When I exhausted all that was in Cobourg, I drove just 7 km going back west and I ended up at Port Hope. Most of the antique stores are in Walton St and just like Cobourg, it was lined with with small stores and restaurants. Be ready with your good shoes as the street goes uphill. You can have a comfortable time-out by Cartona Goodies, a Asian fusion cafe, that would let you sit and have coffee and enjoy free WiFi. I recommend accompanying your coffee with their almond cookie. I guarantee the two are a perfect match.
3. Pickering Antique/Flea Market
On my way back to Toronto, I could not help but swing by Pickering to indulge in more antique browsing. The Pickering Antique Market This antique mall is open all week long and the collection can entertain you for hours. The vintage X-Men comics alone cost me a lot of time as I could not resist sifting through a massive pile. The prices though are a mix, some reasonable and some almost similar to the prices I saw by Roncesvalles. Know your prices before investing. :)
1. St. Jacob’s Market, Kitchener and Waterloo, ON.
This place got me hooked with antiques. I have a separate post of what you can find in here. To make the drive worthwhile, it would be best to come here Thursday or Saturday as a farmers market matches the vibe of the antique mall. There was a recent fire that damaged the main farmers market building but I heard that the vendors are back, set up temporarily by the parking lot. Make sure you have a day to spend when visiting. When the farmers market close by 3pm, you can swing by the St. Jacobs Village. See this earlier St. Jacob’s market post for more details

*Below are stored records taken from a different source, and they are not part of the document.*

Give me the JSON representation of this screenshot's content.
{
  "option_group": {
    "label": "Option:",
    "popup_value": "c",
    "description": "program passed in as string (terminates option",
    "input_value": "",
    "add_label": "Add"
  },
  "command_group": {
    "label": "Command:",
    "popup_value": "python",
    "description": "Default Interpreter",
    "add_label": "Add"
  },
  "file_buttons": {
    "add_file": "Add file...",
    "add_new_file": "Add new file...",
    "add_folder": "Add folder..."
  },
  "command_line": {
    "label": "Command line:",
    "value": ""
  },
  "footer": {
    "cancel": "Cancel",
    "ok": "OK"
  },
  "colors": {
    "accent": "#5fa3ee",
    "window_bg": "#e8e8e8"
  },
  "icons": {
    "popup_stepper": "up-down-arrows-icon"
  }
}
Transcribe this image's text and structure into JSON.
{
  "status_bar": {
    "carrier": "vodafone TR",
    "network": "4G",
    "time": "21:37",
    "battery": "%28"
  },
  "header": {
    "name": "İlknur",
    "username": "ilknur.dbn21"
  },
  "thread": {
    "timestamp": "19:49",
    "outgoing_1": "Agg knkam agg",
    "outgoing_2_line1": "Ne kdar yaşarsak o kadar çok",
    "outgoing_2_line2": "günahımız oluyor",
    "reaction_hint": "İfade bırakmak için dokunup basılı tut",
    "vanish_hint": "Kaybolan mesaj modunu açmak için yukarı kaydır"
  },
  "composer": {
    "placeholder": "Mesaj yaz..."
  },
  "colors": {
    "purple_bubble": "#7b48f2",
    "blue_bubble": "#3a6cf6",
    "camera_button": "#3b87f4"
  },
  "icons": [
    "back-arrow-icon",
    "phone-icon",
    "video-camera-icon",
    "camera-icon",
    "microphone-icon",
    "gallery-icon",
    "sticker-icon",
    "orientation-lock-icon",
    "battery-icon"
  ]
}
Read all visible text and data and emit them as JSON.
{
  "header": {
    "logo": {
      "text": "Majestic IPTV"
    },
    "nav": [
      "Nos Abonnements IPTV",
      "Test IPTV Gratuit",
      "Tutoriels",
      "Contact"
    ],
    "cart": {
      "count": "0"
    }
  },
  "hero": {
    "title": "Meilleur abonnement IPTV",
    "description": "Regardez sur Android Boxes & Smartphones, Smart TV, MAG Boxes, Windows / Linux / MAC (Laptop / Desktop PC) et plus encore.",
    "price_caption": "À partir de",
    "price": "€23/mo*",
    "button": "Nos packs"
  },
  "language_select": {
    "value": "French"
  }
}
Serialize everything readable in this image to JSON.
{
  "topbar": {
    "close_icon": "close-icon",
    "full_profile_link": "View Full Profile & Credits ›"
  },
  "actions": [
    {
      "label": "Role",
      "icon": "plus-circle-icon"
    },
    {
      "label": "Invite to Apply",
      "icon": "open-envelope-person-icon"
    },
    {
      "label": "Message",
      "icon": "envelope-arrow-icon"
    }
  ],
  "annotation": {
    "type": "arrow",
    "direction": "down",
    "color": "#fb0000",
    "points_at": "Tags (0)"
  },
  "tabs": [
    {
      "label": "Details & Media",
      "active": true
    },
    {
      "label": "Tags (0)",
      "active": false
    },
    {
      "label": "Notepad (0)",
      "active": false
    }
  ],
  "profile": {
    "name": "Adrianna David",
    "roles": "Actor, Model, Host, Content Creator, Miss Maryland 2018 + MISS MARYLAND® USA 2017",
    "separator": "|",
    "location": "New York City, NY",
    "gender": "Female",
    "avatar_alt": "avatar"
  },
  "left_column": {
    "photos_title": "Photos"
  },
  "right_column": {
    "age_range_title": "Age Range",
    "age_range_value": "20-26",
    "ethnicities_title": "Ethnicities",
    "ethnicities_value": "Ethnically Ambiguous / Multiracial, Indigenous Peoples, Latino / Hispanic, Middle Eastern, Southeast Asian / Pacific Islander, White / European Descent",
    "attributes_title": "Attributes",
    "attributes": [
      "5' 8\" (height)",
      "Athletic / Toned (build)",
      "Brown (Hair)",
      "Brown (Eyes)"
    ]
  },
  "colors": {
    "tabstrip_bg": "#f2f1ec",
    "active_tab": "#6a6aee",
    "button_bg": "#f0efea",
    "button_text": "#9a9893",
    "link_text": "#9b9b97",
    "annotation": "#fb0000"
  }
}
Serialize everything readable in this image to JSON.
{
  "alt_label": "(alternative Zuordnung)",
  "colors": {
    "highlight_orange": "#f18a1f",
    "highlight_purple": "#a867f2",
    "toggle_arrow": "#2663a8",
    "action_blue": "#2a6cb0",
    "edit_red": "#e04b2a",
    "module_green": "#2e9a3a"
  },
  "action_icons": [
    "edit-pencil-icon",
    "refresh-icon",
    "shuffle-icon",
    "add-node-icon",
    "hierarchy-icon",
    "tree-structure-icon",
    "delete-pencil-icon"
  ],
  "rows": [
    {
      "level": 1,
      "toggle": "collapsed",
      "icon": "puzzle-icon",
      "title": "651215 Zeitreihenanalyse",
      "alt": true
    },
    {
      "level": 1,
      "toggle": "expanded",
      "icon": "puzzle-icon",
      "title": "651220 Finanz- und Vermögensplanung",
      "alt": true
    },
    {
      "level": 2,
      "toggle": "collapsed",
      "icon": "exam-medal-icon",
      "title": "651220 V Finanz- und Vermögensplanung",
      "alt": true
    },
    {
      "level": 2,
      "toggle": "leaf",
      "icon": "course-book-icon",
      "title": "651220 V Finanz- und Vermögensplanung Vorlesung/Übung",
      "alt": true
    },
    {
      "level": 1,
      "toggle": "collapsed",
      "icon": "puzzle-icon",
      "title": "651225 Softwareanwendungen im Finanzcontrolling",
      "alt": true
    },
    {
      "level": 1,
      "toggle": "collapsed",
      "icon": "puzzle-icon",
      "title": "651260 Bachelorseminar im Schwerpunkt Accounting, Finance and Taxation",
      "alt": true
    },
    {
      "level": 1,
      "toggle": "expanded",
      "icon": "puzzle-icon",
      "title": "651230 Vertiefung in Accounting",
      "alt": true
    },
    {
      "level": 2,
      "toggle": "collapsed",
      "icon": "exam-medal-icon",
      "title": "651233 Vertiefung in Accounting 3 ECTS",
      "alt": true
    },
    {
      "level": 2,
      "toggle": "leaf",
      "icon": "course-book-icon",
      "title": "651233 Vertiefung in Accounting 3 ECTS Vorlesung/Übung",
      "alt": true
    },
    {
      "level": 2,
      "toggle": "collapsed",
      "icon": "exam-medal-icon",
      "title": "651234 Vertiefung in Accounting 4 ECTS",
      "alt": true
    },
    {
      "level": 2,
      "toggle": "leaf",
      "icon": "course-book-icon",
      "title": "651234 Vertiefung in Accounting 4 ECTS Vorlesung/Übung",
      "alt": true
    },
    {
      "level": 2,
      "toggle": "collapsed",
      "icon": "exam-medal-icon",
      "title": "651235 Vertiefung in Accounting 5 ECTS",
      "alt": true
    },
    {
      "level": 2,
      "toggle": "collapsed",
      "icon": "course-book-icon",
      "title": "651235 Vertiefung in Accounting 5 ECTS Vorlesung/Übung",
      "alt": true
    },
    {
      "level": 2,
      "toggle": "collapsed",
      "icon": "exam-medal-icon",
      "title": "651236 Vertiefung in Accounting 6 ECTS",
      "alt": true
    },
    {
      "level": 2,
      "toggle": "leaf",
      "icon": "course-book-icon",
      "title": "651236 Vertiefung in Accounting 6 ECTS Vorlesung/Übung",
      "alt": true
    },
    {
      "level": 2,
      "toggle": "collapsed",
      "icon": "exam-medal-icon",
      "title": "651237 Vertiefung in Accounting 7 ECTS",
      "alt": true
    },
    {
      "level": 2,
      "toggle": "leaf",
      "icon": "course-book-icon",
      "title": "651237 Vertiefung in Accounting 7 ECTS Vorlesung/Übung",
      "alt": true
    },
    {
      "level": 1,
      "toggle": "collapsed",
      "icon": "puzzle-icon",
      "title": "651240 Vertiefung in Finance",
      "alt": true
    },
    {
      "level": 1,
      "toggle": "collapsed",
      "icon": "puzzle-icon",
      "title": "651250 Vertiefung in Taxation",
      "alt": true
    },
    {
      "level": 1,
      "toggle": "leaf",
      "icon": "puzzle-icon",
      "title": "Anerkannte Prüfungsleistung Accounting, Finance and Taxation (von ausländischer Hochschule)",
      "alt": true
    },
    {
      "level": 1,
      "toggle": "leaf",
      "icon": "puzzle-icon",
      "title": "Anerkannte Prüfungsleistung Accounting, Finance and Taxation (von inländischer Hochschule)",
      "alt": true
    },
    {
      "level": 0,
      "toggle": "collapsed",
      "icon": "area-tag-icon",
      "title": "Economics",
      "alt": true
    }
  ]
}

2. Aberfoyle Market, Guelph ON
Aberfoyle Market only opens for business every Sundays during spring to fall. The choice in this market is remarkable mix of every knick knack imaginable. All for a variety of prices, so be sure to shop around. Don’t hold off too long as you might tend to forget and someone might swipe your find. Be sure to spend a day with good shoes as the booths are outdoors. This trip was worth the drive as I found a charming bench for a sweet price of $18. Good solid wood, how can one resist that? On market grounds, you can find Cafe Aberfoyle. Food at standard Canadian comfort foods and serving size are quite generous. Pace yourself with the poutine. Two order we split four-ways and I was very full when we finished.
1. Hwy 11, Orilla ON
On both directions on Hwy 11 by Orilla, ON, would be small businesses selling reclaimed wood and second hand furniture and fixtures. Going north, I was so heartbroken locating a white hardwood coffee table that I could not buy. Priced at $30, it was clearly a bargain. Problem was it had no hope of fitting in my Honda Civic and I have no place for it at home. I wish there were more finds like it in Toronto. On my way back to Toronto, I stopped around the same area and got myself rewarded with an old hardwood door. Such things always make their way as table tops for my photoshoots.
2. Huntsville ON
I have professed a love of Muskoka many times and its rows of stores with antiques are part of the reason why. You could find a good shop on the same line as the Nutty Chocolatier. Where you decide to spend the longer time browsing, I leave it up solely to you to decide. :)
3. Dwight ON
Just by the fork of Hwy 60 and Hwy 35 are a cluster of small thrift shops and antique stores. Be sure to check them out as they do have interesting collage of things of yesteryears. I get a kick of trying to figure out an item that I have no inkling of what it was. I revel at the simplicity and ingenuity to make do with such a gadget and compare it to what it is now.Good coffee you can find by Erika’s Cafe.
Now as I look at this long list of road trips, I find I have that itch to travel back to each place. I cannot do that this weekend though. I plan to do the ultimate antique road trip to Baltimore. For sure, I would blog about that too. Have a good weekend treasure hunting!